_Exercise prompt_
From the entries that follow, gather each line holding the word "recommended".

[Opening Source data section]

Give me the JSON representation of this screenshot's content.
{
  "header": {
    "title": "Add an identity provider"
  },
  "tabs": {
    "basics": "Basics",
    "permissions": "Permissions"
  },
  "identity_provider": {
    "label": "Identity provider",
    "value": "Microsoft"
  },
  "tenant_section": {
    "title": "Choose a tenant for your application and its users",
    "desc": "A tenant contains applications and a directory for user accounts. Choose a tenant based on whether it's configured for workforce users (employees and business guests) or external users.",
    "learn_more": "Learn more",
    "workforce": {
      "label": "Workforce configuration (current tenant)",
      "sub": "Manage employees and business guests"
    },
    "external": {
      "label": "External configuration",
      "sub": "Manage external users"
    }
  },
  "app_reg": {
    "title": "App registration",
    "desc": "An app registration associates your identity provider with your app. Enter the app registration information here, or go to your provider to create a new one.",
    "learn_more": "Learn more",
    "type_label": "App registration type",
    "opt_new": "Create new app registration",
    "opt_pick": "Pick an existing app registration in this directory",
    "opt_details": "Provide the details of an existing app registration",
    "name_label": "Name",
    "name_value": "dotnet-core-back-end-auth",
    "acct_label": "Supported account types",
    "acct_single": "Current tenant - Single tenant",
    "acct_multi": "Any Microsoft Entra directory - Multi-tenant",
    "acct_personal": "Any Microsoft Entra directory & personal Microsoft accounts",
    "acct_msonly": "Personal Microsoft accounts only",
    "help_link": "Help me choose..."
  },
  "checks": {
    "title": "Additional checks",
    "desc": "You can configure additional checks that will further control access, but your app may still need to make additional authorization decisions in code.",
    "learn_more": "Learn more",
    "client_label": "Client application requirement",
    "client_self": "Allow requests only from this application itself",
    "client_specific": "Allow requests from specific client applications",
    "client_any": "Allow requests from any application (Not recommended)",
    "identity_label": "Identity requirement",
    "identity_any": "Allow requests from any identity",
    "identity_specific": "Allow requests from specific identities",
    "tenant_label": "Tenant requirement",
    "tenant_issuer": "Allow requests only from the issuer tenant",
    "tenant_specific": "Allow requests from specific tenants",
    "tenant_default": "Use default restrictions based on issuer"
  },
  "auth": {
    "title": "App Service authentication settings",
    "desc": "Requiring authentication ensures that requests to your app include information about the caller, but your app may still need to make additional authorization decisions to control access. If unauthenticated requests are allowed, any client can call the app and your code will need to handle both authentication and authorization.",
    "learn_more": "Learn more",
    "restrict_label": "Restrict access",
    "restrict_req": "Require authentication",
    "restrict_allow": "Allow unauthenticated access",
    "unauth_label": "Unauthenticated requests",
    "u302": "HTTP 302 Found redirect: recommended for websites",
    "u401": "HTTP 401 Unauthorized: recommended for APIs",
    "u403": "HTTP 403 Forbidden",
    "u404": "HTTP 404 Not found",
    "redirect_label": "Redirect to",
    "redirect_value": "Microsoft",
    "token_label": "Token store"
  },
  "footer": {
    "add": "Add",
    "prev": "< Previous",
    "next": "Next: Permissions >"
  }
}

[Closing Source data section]

_Task result_
    "client_any": "Allow requests from any application (Not recommended)",
    "u302": "HTTP 302 Found redirect: recommended for websites",
    "u401": "HTTP 401 Unauthorized: recommended for APIs",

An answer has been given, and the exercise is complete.